(2) Launched in June 2021, the UK Government’s £500 million Blue Planet Fund aims to help developing countries reduce poverty, protect and sustainably manage their marine resources, and deal with human-generated threats across four key themes: biodiversity, climate change, marine pollution and sustainable seafood.

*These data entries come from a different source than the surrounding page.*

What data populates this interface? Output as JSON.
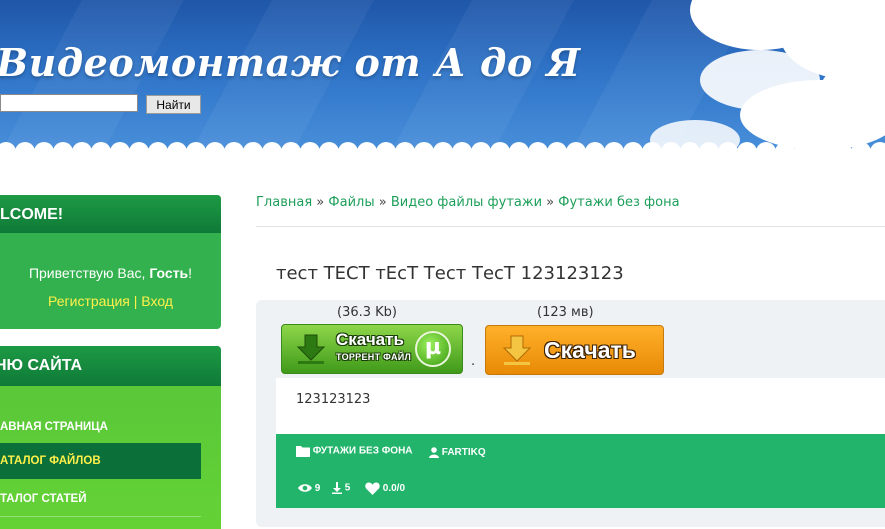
{
  "header": {
    "site_title": "Видеомонтаж от А до Я",
    "search": {
      "value": "",
      "placeholder": "",
      "button_label": "Найти"
    }
  },
  "sidebar": {
    "welcome": {
      "title": "LCOME!",
      "greeting_prefix": "Приветствую Вас, ",
      "greeting_name": "Гость",
      "greeting_suffix": "!",
      "register_label": "Регистрация",
      "separator": "|",
      "login_label": "Вход"
    },
    "menu": {
      "title": "НЮ САЙТА",
      "items": [
        {
          "label": "авная страница",
          "active": false
        },
        {
          "label": "аталог файлов",
          "active": true
        },
        {
          "label": "талог статей",
          "active": false
        }
      ]
    }
  },
  "main": {
    "breadcrumb": [
      "Главная",
      "Файлы",
      "Видео файлы футажи",
      "Футажи без фона"
    ],
    "breadcrumb_sep": "»",
    "entry_title": "тест ТЕСТ тЕсТ Тест ТесТ 123123123",
    "downloads": {
      "torrent_size": "(36.3 Kb)",
      "torrent_line1": "Скачать",
      "torrent_line2": "ТОРРЕНТ ФАЙЛ",
      "separator": ".",
      "direct_size": "(123 мв)",
      "direct_label": "Скачать"
    },
    "description": "123123123",
    "meta": {
      "category": "ФУТАЖИ БЕЗ ФОНА",
      "author": "FARTIKQ",
      "views": "9",
      "downloads": "5",
      "rating": "0.0/0"
    }
  },
  "colors": {
    "accent_green": "#21b46a",
    "link_green": "#1d9f5a",
    "link_yellow": "#fff04a",
    "torrent_button": "#3f9a1a",
    "download_button": "#e88a06"
  }
}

(4) Led by Friends of Ocean Action in collaboration with the World Resources Institute, the Blue Food Partnership brings together stakeholders from the private sector, non-profit and international organizations, scientists and governments. Connecting policy and science, it is informed by the High Level Panel for a Sustainable Ocean Economy’s 2030 ocean food priority areas and the Blue Food Assessment (BFA), which seeks to better understand the role of blue food in global food systems and propel policies and practices accordingly. The BFA is a series of high-profile, peer-reviewed papers on how blue or water-sourced food can build healthy, equitable and sustainable food systems, and a report integrating key findings for decision-makers. The BFA is a joint initiative of the Stanford Center for Ocean Solutions, the Center on Food Security and the Environment, and Stockholm Resilience Center.